__Instructions for the task__
I would like each line of the data that holds the word "text" copied out.

__Dataset excerpts__
=== Begin Enclosure ===

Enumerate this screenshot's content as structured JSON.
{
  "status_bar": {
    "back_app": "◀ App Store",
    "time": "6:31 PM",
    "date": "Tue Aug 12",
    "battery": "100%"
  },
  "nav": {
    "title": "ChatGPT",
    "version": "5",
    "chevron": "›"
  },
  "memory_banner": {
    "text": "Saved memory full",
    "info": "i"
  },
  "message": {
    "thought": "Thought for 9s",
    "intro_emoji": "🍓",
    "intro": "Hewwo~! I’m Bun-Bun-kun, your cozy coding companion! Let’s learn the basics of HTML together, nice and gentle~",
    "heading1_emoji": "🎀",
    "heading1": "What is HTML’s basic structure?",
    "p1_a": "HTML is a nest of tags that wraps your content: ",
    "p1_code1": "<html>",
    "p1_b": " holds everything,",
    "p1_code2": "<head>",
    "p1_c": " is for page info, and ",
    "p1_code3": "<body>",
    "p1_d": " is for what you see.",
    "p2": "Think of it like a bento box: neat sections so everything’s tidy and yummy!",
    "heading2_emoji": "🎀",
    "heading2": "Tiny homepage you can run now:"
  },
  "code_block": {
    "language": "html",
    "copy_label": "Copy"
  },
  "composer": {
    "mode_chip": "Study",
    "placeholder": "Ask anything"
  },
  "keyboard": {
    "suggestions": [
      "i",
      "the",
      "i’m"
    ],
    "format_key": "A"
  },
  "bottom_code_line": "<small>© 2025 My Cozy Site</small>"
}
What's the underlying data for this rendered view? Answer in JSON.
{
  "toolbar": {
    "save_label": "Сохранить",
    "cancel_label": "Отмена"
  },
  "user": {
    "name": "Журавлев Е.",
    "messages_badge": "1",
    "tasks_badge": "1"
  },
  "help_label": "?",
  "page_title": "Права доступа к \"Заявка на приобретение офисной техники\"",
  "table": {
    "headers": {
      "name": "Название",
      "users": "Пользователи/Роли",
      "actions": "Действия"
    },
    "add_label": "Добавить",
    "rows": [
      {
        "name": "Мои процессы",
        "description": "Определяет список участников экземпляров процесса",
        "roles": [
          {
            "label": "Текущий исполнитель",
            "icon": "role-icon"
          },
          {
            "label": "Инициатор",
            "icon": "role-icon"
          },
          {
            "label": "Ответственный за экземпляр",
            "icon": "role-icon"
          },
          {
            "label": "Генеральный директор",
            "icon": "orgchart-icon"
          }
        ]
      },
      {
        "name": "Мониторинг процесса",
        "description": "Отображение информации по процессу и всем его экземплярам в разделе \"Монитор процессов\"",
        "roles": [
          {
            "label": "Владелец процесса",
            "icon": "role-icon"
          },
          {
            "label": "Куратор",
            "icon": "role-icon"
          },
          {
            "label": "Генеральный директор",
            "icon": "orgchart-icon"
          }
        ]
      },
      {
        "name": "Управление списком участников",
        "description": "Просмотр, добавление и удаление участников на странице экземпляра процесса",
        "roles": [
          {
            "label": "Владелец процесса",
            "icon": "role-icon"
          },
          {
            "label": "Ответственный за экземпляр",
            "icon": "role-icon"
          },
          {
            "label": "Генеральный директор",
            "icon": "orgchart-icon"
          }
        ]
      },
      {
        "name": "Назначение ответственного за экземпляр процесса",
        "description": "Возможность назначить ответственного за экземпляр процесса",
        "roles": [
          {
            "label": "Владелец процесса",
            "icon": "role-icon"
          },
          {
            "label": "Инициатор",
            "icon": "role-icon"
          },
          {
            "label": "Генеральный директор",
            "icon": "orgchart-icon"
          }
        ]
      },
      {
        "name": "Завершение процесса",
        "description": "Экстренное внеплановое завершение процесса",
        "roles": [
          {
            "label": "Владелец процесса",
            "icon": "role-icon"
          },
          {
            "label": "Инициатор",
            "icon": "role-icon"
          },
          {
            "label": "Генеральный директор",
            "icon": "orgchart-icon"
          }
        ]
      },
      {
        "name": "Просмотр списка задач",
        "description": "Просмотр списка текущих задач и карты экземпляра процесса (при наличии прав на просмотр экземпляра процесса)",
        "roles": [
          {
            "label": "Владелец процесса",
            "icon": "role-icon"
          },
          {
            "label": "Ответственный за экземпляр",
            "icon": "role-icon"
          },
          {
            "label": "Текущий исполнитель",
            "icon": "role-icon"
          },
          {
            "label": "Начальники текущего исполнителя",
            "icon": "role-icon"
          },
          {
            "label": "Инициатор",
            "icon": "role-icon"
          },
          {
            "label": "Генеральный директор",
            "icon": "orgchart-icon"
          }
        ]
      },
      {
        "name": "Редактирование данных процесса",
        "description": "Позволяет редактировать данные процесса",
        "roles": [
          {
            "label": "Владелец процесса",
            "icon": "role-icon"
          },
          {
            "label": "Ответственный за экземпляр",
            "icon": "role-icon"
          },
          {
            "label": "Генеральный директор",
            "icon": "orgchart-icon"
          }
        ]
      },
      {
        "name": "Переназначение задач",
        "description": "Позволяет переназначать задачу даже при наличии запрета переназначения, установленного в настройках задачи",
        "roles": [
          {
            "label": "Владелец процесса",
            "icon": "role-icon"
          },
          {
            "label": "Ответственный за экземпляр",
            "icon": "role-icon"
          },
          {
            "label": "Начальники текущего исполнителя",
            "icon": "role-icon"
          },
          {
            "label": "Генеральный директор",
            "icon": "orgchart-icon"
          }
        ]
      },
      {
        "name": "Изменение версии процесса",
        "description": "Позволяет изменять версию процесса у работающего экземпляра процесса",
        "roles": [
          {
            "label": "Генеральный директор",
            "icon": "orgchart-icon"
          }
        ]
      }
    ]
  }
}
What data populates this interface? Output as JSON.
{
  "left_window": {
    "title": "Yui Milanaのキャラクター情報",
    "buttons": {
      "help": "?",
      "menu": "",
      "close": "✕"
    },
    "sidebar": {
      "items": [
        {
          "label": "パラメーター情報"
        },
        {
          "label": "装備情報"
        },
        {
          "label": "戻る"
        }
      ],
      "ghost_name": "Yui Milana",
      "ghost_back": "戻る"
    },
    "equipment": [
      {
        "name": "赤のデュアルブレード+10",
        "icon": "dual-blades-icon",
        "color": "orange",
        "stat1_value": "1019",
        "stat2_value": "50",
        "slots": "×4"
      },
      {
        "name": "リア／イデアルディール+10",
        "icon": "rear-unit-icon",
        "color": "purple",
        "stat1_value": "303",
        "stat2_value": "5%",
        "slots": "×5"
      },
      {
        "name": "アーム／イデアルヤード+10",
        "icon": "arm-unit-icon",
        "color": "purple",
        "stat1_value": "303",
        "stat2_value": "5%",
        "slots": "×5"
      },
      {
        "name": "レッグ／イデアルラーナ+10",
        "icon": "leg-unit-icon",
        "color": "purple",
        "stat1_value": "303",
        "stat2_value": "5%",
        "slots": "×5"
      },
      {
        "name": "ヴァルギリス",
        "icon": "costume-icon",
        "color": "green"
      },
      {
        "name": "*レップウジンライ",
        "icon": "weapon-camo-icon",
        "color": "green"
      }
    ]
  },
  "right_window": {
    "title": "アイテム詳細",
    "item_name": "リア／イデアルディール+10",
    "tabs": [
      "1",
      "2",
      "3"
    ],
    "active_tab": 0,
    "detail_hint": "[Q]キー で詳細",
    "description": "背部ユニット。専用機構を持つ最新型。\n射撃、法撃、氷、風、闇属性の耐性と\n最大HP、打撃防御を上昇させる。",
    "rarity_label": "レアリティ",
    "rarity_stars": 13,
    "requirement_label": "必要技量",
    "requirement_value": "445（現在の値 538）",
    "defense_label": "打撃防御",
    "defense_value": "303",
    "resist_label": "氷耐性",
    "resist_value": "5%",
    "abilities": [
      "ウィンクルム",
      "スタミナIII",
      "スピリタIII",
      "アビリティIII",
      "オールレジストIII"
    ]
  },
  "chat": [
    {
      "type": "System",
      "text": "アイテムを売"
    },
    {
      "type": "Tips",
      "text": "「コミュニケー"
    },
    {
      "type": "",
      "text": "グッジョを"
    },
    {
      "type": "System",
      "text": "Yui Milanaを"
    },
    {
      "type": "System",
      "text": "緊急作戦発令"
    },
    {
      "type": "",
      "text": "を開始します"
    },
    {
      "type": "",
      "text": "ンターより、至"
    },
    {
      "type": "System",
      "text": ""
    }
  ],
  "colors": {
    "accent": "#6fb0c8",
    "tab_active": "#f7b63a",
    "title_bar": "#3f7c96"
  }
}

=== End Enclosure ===

__Written response__
    "text": "Saved memory full",
      "text": "アイテムを売"
      "text": "「コミュニケー"
      "text": "グッジョを"
      "text": "Yui Milanaを"
      "text": "緊急作戦発令"
      "text": "を開始します"
      "text": "ンターより、至"
      "text": ""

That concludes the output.